The 2020 Verizon Data Breach Investigations Report found that 43 percent of all data breaches came from attacks on web applications, a figure that increased dramatically from the previous year. With the rise of remote work and increased popularity of conducting business online, malicious users' number of opportunities to breach digital apps also increased. Some common examples of internet app security threats include cross-site scripting, SQL injections, and poor configuration or maintenance of servers and networks the apps run on.
For an example of a SQL injection attack against consumer software, Vice reported that hackers exploited a bug affecting Epic Games, the video game site responsible for the popular game Fortnite. The attackers could use this exploit to access user accounts. Not only could digital criminals listen to player conversations, but they could also download credit card information. Beyond video games, severe attacks targeted state voter registration databases in 2017 and Cisco's licensing manager in 2018.
In 2020, Microsoft issued instructions to ensure that Exchange servers had the proper configuration to protect apps and users. Adequate server security offers organizations a critical tool for defense against attacks. Without it, hackers could gain access to high-level credentials that would allow them to steal data or even gain control of business systems.
Web application security refers to practices associated with preventing malicious attacks against online apps. Free vulnerability scans provide a starting point; however, sophisticated online criminals have learned to stay ahead of the databases on which these free tools rely.
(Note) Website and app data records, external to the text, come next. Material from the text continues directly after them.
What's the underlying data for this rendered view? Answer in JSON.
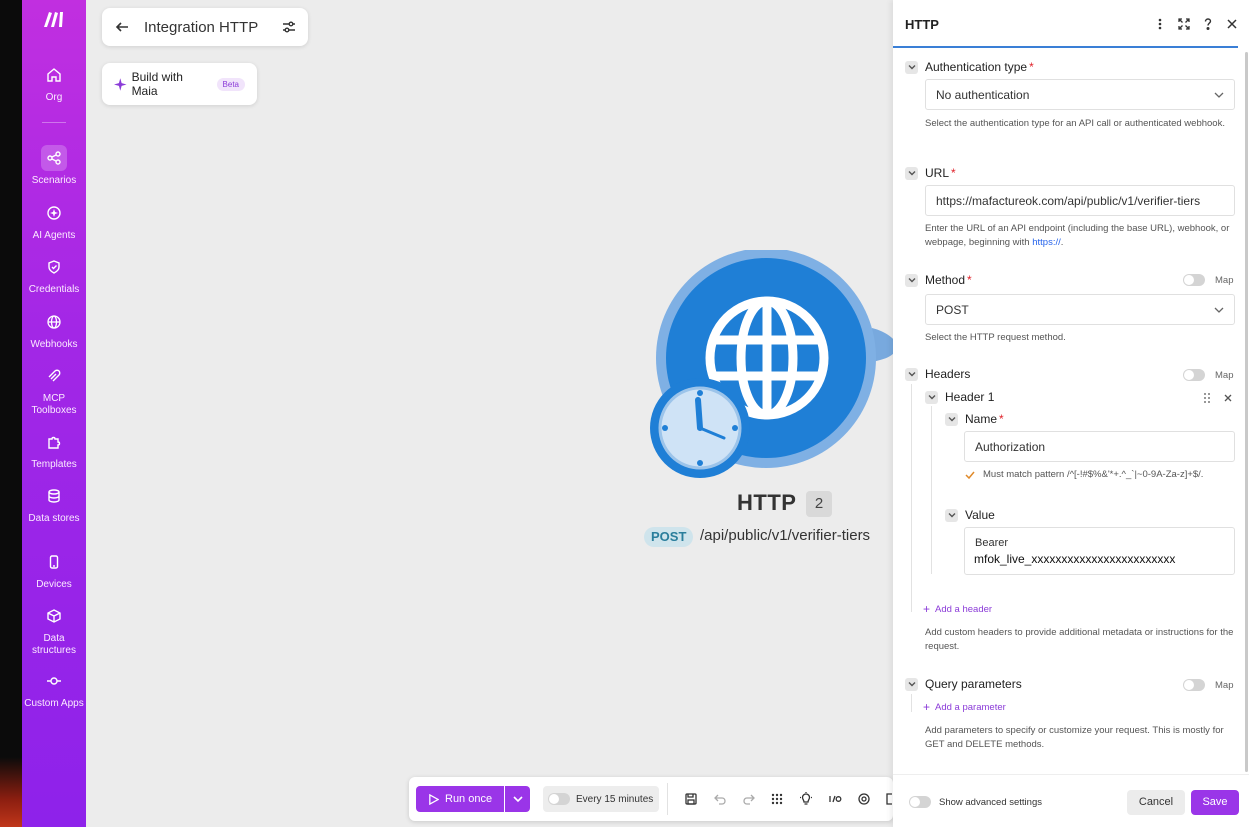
{
  "sidebar": {
    "items": [
      {
        "label": "Org",
        "icon": "home-icon"
      },
      {
        "label": "Scenarios",
        "icon": "share-icon"
      },
      {
        "label": "AI Agents",
        "icon": "ai-agent-icon"
      },
      {
        "label": "Credentials",
        "icon": "shield-icon"
      },
      {
        "label": "Webhooks",
        "icon": "globe-icon"
      },
      {
        "label": "MCP Toolboxes",
        "icon": "mcp-icon"
      },
      {
        "label": "Templates",
        "icon": "puzzle-icon"
      },
      {
        "label": "Data stores",
        "icon": "database-icon"
      },
      {
        "label": "Devices",
        "icon": "device-icon"
      },
      {
        "label": "Data structures",
        "icon": "cube-icon"
      },
      {
        "label": "Custom Apps",
        "icon": "commit-icon"
      }
    ]
  },
  "header": {
    "title": "Integration HTTP"
  },
  "maia": {
    "label": "Build with Maia",
    "badge": "Beta"
  },
  "module": {
    "name": "HTTP",
    "count": "2",
    "method": "POST",
    "path": "/api/public/v1/verifier-tiers"
  },
  "toolbar": {
    "run_label": "Run once",
    "schedule_label": "Every 15 minutes"
  },
  "panel": {
    "title": "HTTP",
    "auth": {
      "label": "Authentication type",
      "value": "No authentication",
      "hint": "Select the authentication type for an API call or authenticated webhook."
    },
    "url": {
      "label": "URL",
      "value": "https://mafactureok.com/api/public/v1/verifier-tiers",
      "hint": "Enter the URL of an API endpoint (including the base URL), webhook, or webpage, beginning with",
      "hint_link": "https://",
      "hint_end": "."
    },
    "method": {
      "label": "Method",
      "value": "POST",
      "hint": "Select the HTTP request method.",
      "map_label": "Map"
    },
    "headers": {
      "label": "Headers",
      "map_label": "Map",
      "item_label": "Header 1",
      "name_label": "Name",
      "name_value": "Authorization",
      "pattern_hint": "Must match pattern /^[-!#$%&'*+.^_`|~0-9A-Za-z]+$/.",
      "value_label": "Value",
      "value_line1": "Bearer",
      "value_line2": "mfok_live_xxxxxxxxxxxxxxxxxxxxxxxx",
      "add_label": "Add a header",
      "hint": "Add custom headers to provide additional metadata or instructions for the request."
    },
    "query": {
      "label": "Query parameters",
      "map_label": "Map",
      "add_label": "Add a parameter",
      "hint": "Add parameters to specify or customize your request. This is mostly for GET and DELETE methods."
    },
    "footer": {
      "advanced_label": "Show advanced settings",
      "cancel_label": "Cancel",
      "save_label": "Save"
    }
  },
  "colors": {
    "accent": "#9a35e8",
    "sidebar_top": "#c12fe0",
    "sidebar_bottom": "#8e22ea",
    "module_blue": "#1f7fd6",
    "link": "#2563eb"
  }
}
Some paid scanning software relies upon a frequently updated database of known attacks and artificial intelligence that can send alerts based upon suspicious behaviors. Full penetration testing can uncover web app vulnerabilities by combining high-tech vulnerability scans and the insights of trained security professionals who will mimic today's hackers' actions and strategies. These insights ultimately reveal hidden vulnerabilities, providing an action plan to remediate your web app security weaknesses before digital criminals can exploit them.
Besides vulnerability testing, businesses also need to make a point to apply all security patches upon release. CSO Online reported that 60 percent of all breaches stemmed from security issues with an existing but unapplied patch.